TASK ITEM — The response must contain every line below in which "string" appears.

Interface dataset entries:
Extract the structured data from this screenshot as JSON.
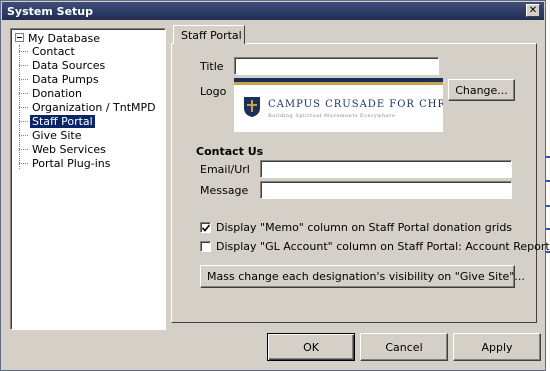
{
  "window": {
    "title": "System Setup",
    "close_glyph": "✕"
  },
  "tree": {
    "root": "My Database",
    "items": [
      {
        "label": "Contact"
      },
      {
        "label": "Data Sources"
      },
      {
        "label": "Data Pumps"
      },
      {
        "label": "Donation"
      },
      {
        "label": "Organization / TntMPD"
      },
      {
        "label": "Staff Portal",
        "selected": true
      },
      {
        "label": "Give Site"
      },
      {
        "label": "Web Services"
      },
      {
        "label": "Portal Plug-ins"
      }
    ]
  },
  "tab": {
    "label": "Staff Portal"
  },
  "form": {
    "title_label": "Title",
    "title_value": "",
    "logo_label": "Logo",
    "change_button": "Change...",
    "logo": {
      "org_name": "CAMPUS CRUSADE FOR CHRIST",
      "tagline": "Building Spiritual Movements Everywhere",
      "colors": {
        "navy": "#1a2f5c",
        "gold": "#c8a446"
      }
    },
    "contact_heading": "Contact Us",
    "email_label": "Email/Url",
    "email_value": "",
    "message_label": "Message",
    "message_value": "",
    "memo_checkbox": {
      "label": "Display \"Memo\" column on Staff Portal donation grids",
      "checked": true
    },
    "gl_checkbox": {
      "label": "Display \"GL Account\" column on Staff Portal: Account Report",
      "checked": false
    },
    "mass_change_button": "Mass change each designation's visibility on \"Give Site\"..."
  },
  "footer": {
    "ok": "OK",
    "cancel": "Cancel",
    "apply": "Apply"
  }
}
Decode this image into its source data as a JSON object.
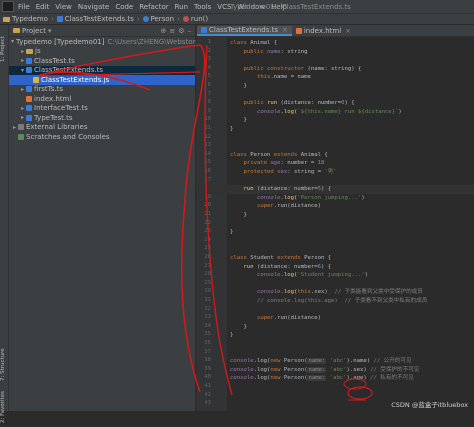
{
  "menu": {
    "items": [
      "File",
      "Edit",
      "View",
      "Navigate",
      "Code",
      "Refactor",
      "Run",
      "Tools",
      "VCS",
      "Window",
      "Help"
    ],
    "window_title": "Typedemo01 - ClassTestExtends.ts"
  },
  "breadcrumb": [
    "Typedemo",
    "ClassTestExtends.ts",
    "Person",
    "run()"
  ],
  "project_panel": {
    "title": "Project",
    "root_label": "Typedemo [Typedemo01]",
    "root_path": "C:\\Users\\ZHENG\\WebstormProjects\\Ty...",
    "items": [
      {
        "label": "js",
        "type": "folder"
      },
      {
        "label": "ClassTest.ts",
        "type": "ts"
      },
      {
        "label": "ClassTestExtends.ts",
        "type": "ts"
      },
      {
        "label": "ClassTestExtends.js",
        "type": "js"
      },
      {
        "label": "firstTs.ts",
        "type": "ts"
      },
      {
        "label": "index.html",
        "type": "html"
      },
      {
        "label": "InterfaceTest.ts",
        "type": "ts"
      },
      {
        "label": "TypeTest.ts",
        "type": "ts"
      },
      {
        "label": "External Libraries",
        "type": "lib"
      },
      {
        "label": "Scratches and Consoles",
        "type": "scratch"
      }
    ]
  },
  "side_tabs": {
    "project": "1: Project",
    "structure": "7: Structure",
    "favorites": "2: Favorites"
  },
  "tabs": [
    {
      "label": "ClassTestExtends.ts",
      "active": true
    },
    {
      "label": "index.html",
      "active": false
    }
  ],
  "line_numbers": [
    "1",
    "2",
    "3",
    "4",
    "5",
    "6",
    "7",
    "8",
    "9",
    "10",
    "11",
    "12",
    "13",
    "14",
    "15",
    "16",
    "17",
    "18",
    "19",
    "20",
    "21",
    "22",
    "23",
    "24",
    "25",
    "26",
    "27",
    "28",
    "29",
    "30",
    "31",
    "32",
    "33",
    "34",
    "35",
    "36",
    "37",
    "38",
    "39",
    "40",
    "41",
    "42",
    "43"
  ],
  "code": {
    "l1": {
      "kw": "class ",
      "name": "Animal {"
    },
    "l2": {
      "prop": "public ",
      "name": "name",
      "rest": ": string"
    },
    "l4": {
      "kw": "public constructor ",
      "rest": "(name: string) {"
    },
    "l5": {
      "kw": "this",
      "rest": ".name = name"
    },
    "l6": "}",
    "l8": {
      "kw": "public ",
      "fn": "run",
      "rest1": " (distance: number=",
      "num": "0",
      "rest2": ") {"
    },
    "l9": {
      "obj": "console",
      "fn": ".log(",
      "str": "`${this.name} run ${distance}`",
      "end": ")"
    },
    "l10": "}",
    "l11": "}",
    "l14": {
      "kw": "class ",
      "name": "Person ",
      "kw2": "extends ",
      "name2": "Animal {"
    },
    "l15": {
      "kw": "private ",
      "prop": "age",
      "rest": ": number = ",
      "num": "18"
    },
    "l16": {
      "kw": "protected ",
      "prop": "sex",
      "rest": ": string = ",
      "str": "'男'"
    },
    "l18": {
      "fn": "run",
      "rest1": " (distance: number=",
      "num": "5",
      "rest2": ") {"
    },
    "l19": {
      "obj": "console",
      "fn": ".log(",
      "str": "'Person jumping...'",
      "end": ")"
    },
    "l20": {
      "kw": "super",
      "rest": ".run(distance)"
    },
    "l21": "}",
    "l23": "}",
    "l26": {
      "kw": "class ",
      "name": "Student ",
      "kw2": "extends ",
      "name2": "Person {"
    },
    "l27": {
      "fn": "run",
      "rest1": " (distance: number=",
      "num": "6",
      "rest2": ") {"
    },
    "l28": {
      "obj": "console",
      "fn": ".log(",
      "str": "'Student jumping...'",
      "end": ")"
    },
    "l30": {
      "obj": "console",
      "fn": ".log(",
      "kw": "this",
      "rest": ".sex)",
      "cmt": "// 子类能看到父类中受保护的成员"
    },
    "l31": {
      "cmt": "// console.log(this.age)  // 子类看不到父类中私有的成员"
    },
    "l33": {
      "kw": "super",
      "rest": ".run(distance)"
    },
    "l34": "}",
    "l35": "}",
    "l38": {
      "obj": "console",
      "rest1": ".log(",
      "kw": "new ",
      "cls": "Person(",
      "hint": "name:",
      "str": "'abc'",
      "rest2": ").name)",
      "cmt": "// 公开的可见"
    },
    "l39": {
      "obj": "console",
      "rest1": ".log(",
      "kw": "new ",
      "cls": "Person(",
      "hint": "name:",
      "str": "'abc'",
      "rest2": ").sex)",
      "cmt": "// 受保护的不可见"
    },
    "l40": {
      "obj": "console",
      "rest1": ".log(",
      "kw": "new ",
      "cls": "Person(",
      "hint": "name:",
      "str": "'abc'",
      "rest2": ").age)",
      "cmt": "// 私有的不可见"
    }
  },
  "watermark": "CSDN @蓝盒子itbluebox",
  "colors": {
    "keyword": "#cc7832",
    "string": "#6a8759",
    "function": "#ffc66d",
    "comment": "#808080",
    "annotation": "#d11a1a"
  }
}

COMPLETED TASK —
      "rest": ": string"
      "rest": "(name: string) {"
      "rest": ": string = ",
    "string": "#6a8759",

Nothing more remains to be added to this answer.